New Delhi: Various lawyers' bodies on Saturday expressed "grave concern" over the differences arising between the CJI and four top judges of the Supreme Court.
The Supreme Court Bar Association (SCBA), the Supreme Court Advocates-on-Record Associations (SCAORA) and the Bar Council of India (BCI) in closed-door emergency meetings deliberated the situation arising out of the press conference by four senior-most apex court judges on Friday.
While the SCBA and the SCAORA confined their deliberation to the judiciary, the BCI, the apex body regulating the lawyers, cautioned against politicising the crisis.
"No political party or leader should take undue advantage of the situation arising out of the press conference by four senior Supreme Court judges," BCI chairperson Manan Kumar Mishra said.
Congress president Rahul Gandhi had on Friday addressed the media after the judges went public with their grievances.

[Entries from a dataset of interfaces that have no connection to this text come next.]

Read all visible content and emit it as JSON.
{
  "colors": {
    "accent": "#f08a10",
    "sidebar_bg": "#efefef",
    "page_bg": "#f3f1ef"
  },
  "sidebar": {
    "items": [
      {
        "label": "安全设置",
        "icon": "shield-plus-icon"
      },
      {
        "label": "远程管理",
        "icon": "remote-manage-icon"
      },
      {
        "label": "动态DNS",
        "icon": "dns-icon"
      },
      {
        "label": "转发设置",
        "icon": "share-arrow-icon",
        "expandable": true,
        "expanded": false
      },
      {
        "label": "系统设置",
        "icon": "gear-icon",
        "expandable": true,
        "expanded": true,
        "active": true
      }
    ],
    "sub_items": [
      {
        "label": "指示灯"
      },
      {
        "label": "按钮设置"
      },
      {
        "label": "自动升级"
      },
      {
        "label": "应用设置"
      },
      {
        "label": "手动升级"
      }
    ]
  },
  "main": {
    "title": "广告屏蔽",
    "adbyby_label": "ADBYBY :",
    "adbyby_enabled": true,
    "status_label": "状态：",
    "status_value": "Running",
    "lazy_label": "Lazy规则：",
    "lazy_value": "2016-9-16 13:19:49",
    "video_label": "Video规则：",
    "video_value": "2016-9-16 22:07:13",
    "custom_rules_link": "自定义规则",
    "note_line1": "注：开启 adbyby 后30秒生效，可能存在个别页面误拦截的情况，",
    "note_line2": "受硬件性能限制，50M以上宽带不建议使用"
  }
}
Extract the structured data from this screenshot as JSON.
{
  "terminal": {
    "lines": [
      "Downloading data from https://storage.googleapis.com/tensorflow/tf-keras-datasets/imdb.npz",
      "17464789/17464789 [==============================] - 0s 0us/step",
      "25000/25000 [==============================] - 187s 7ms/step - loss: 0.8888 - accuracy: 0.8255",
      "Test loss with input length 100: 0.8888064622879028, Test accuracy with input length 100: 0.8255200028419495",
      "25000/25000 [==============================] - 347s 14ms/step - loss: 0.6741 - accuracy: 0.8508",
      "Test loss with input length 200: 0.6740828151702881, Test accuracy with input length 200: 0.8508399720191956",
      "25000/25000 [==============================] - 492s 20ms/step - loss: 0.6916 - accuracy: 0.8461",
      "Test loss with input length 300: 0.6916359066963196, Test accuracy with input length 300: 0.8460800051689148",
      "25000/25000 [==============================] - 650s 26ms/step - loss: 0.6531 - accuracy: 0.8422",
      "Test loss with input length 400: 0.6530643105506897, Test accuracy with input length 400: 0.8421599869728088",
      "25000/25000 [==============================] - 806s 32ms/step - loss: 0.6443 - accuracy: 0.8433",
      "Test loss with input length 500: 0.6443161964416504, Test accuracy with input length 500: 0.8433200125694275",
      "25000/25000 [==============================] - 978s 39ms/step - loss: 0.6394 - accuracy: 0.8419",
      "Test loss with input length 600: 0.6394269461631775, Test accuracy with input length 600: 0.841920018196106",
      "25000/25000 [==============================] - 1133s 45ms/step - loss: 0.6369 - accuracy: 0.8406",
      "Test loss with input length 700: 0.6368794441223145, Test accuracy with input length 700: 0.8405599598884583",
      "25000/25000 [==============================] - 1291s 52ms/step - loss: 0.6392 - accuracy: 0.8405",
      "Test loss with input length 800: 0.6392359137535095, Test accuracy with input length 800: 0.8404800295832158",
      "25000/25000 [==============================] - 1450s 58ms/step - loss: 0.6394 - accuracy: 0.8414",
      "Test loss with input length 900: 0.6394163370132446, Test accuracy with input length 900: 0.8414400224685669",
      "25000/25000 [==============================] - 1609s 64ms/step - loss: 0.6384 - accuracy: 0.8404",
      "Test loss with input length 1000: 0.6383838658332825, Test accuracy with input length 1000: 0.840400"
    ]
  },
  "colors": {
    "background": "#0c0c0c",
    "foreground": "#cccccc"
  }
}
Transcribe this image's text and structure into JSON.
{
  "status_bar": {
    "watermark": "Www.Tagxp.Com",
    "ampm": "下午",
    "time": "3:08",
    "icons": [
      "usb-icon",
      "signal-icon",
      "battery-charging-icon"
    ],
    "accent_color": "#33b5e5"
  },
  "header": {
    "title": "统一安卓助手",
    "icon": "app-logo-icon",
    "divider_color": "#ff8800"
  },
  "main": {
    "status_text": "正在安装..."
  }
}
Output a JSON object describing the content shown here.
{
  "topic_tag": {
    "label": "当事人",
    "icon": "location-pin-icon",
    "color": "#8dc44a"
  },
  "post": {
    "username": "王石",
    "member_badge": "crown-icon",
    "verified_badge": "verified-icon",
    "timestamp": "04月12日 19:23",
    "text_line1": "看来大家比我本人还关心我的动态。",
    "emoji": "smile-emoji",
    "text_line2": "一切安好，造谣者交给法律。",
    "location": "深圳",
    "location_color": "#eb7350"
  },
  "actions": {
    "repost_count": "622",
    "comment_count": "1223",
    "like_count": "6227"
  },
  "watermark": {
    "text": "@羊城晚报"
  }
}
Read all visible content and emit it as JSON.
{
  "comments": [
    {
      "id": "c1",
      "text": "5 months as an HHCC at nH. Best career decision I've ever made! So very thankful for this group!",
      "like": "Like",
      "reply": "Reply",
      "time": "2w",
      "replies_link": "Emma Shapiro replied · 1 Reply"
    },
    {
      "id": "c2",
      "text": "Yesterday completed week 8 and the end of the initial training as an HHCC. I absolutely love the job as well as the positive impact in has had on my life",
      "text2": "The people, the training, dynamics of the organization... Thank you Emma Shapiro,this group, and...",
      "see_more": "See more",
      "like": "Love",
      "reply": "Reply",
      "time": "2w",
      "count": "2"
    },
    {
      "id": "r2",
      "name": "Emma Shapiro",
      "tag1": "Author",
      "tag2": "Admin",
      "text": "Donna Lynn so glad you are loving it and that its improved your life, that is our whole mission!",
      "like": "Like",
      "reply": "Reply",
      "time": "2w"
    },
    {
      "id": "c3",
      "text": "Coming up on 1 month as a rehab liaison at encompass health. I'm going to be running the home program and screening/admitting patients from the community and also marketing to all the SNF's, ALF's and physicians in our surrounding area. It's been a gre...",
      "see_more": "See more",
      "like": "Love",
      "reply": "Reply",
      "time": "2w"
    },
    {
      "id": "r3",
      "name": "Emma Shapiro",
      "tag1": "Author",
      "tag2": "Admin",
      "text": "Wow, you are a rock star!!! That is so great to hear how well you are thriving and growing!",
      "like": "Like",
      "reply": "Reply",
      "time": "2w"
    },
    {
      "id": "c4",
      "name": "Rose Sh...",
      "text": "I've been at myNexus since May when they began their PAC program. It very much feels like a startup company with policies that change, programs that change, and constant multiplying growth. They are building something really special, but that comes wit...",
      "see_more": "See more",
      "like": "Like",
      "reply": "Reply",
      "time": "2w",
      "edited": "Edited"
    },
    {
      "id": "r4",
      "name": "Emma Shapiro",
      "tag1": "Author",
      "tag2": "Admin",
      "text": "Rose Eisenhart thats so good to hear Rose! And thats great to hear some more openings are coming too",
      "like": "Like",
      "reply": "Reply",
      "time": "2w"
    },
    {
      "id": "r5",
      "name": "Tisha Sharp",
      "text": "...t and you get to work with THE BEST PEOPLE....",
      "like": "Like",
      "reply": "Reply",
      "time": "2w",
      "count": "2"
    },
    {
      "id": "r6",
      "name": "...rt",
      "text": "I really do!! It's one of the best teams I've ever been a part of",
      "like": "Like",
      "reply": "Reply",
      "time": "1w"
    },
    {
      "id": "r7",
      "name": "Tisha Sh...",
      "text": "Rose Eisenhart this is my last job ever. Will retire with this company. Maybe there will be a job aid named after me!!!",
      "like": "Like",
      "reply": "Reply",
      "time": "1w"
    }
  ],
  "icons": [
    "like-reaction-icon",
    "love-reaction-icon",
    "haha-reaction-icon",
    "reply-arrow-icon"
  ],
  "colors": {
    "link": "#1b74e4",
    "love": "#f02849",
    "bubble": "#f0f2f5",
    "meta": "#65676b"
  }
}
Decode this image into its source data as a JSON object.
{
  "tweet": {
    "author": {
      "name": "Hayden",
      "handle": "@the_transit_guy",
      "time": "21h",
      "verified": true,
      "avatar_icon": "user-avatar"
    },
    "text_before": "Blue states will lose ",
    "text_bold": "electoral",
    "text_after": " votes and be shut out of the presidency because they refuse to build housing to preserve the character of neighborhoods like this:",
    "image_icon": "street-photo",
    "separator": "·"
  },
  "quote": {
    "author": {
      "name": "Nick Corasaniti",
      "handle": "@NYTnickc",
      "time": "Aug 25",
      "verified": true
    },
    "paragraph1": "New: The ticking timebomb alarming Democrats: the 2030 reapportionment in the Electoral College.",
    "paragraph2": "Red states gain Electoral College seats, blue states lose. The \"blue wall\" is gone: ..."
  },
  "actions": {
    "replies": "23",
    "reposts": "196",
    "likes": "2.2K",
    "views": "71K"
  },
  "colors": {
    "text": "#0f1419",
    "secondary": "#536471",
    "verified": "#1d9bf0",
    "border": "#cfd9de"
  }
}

Mishra said a seven-member delegation led by him will on Sunday meet rest of the apex court judges to know their views about the situation and later they would consult with the four senior judges who held the presser. Thereafter the delegation would speak to the CJI and discuss the entire crisis.
The SCBA, which expressed "grave concern" over the differences of the four judges with Chief Justice of India (CJI) Dipak Misra, said the issue should be immediately considered by the full court of the apex court.
The SCBA executive committee, which held an emergency meeting, resolved that all public interest litigation (PIL) matters, including pending PILs, should be either taken up by the CJI or be assigned for adjudication to four senior judges who were part of the apex court collegium.
Besides CJI Misra, others in the collegium in accordance with seniority are - Justices J Chelameswar, Ranjan Gogoi, MB Lokur and Kurian Joseph.
The four judges had in a press conference mounted a virtual revolt against the CJI, listing a litany of problems including the assigning of cases.
SCBA president and senior advocate Vikas Singh said that a resolution for the full court consideration was passed as it is a mechanism in which deliberations by all the judges of the top court takes place in-house and not in the open, PTI reported.
"Executive Committee of SCAORA is concerned and pained with all the events which have tarnished the reputation and image of our esteemed institution. It urges stakeholders to exercise restraint and requests them to resolve all issues internally and within the constitutional framework," its resolution said.
"The differences that have been reported in the press conference by the four senior judges of the Supreme Court and the other differences which are reflected in the newspapers are of grave concern and should be immediately considered by the full court of the SC," Singh said while reading out the resolution.
Singh said that if required, the SCBA would seek an appointment with the CJI and other judges to talk about the developments which were a matter of grave concern.
Here's what happened:
The four judges of the apex court had on Friday raised questions on 'selective' case allocation and certain judicial orders.
Justice Chelameswar, the second senior judge after Chief Justice Dipak Misra, himself had described as an "extraordinary event" in the annals of the Indian judiciary when the judges addressed a joint news conference during which he had said "sometimes administration of the Supreme Court is not in order and many things which are less than desirable have happened in the last few months."
The judge had accused Justice Misra of not taking any "remedial measures" on some of the issues which affected the functioning of the apex court that they had raised. Justice Misra became the CJI on August 28, 2017, and he is due to retire from on October 2 this year.
Unless this institution is preserved, "democracy will not survive" in this country, Justice Chelameswar had said at the unscheduled press conference. The presser was held at his residence.
Justice Chelameswar had also said that all the four judges "failed to persuade CJI that certain things are not in order and therefore you should take remedial measures. Unfortunately, our efforts failed."
Asked what these issues were, he had said they included the "allocation of cases by CJI", and had added, "we owe a responsibility to the institution and the nation. Our efforts have failed in convincing CJI to take steps to protect the institution."
The four judges, in their seven-page letter to the CJI, had said, "It is with great anguish and concern that we have thought it proper to address this letter to you so as to highlight certain judicial orders passed by this court which has adversely affected the overall functioning of the justice delivering system and the independence of the high courts besides impacting the administrative functioning of the office of the Hon'ble Chief Justice of India."
The letter had also said that there have been instances where cases having "far-reaching consequences for the nation" and the institution have been assigned by the chief justices of this court "selectively to the benches 'of their preference' without any rational basis" for such assignment.
"We are not mentioning details only to avoid embarrassing the institution but note that such departures have already damaged the image of this institution to some extent," it had added.
(With PTI inputs)